Task goal: A verbatim reproduction of every entry is the expected answer.

Records shown:
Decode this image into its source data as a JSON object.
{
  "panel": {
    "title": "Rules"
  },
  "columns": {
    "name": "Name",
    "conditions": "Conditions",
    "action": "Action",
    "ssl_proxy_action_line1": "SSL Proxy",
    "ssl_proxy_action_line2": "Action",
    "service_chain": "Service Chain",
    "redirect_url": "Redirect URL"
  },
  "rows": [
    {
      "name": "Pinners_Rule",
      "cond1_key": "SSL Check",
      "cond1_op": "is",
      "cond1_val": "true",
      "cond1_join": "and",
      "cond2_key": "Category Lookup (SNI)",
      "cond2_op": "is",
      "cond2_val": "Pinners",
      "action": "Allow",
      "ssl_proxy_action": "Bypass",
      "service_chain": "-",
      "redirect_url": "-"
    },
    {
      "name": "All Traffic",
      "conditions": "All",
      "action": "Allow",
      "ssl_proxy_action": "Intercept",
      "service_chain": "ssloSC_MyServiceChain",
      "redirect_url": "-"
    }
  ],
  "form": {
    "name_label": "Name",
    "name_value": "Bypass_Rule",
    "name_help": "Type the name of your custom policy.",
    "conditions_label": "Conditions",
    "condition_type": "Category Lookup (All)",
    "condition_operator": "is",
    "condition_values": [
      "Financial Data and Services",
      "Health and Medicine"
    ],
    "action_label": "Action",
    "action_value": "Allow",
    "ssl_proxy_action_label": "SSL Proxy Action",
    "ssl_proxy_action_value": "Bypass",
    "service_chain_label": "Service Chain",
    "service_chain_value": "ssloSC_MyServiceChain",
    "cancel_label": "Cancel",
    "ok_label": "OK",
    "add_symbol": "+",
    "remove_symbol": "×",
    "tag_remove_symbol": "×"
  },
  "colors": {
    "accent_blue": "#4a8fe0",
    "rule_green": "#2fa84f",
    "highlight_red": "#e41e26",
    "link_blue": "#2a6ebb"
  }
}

Your solution:
Decode this image into its source data as a JSON object.
{
  "panel": {
    "title": "Rules"
  },
  "columns": {
    "name": "Name",
    "conditions": "Conditions",
    "action": "Action",
    "ssl_proxy_action_line1": "SSL Proxy",
    "ssl_proxy_action_line2": "Action",
    "service_chain": "Service Chain",
    "redirect_url": "Redirect URL"
  },
  "rows": [
    {
      "name": "Pinners_Rule",
      "cond1_key": "SSL Check",
      "cond1_op": "is",
      "cond1_val": "true",
      "cond1_join": "and",
      "cond2_key": "Category Lookup (SNI)",
      "cond2_op": "is",
      "cond2_val": "Pinners",
      "action": "Allow",
      "ssl_proxy_action": "Bypass",
      "service_chain": "-",
      "redirect_url": "-"
    },
    {
      "name": "All Traffic",
      "conditions": "All",
      "action": "Allow",
      "ssl_proxy_action": "Intercept",
      "service_chain": "ssloSC_MyServiceChain",
      "redirect_url": "-"
    }
  ],
  "form": {
    "name_label": "Name",
    "name_value": "Bypass_Rule",
    "name_help": "Type the name of your custom policy.",
    "conditions_label": "Conditions",
    "condition_type": "Category Lookup (All)",
    "condition_operator": "is",
    "condition_values": [
      "Financial Data and Services",
      "Health and Medicine"
    ],
    "action_label": "Action",
    "action_value": "Allow",
    "ssl_proxy_action_label": "SSL Proxy Action",
    "ssl_proxy_action_value": "Bypass",
    "service_chain_label": "Service Chain",
    "service_chain_value": "ssloSC_MyServiceChain",
    "cancel_label": "Cancel",
    "ok_label": "OK",
    "add_symbol": "+",
    "remove_symbol": "×",
    "tag_remove_symbol": "×"
  },
  "colors": {
    "accent_blue": "#4a8fe0",
    "rule_green": "#2fa84f",
    "highlight_red": "#e41e26",
    "link_blue": "#2a6ebb"
  }
}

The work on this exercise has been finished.